In 2012, more than 70,000 foreclosures were filed in Ohio, only slightly lower than the previous year. Despite measures to stem the rate of foreclosures, figures are still twice as high as they have been in the 10 years before the housing market started to crash in 2007.
If you are one among those who face the risk of foreclosure, you should know about the ways in which you can fight to keep your home.
Here are some ways to stop a foreclosure
1. You are serving in the military – If you are on active duty, you may be entitled to some protection from foreclosure under the Servicemembers Civil Relief Act (SCRA). A foreclosure completed while you are on active duty and for a year thereafter would be considered invalid. You may also request a postponement of any foreclosure proceedings.

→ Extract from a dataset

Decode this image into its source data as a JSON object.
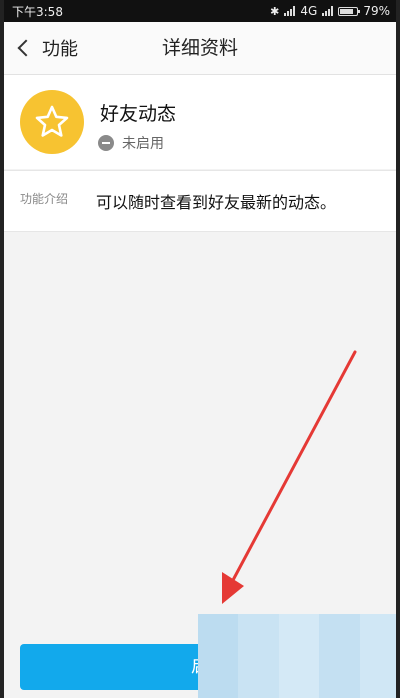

2. State foreclosure procedures were not followed – Foreclosure procedures may vary by state. In Ohio, the practice is judicial foreclosure–which means that the foreclosing party must sue you, provide evidence against you, and depend upon a judge to decide on the case. If you can show that the lender did not follow state procedures for foreclosure–for example, if you were not sent a copy of the complaint to foreclose–the judge may dismiss the case. This is because you were deprived of time to reinstate your mortgage.
3. The lender does not actually own the mortgage – It very often happens that a mortgage is bought and sold by a series of lenders over the life of a loan. You need to be sure that the entity that sues you for foreclosure actually has “standing”–that is, owns the mortgage–at the time they file a lawsuit. If this isn’t the case, you can move for a dismissal. In October of 2012, the Ohio Supreme Court overturned the decision on a foreclosure that had been granted to Freddie Mac because of its lack of standing at the time it filed the suit.
4. The lender made a significant mistake – There are a number of ways a lender can make a serious mistake in servicing your mortgage. For example, the may make errors in calculating the balance you owe on your mortgage, fail to pay your property tax when you had agreed to have the amount credited to your escrow fund, credit your payments to the wrong account, or make late payment charges on payments that were current. If these errors can be proven, your case may be dismissed or delayed.
5. You have been subjected to unfair lending practices – If your lender has violated state or federal laws against unfair lending practices, you may have a way to fight against your foreclosure. The two main statutes that were created to protect borrowers are the Home Ownership and Equity Protection Act (HOEPA) and the Truth in Lending Act (TILA). These guard against usurious lending practices and require full and accurate disclosure of mortgage terms.
Dealing with a possible foreclosure is difficult and stressful. You will need an experienced Ohio foreclosure defense attorney to guide you through the process and give you the best possible chances to keep your home.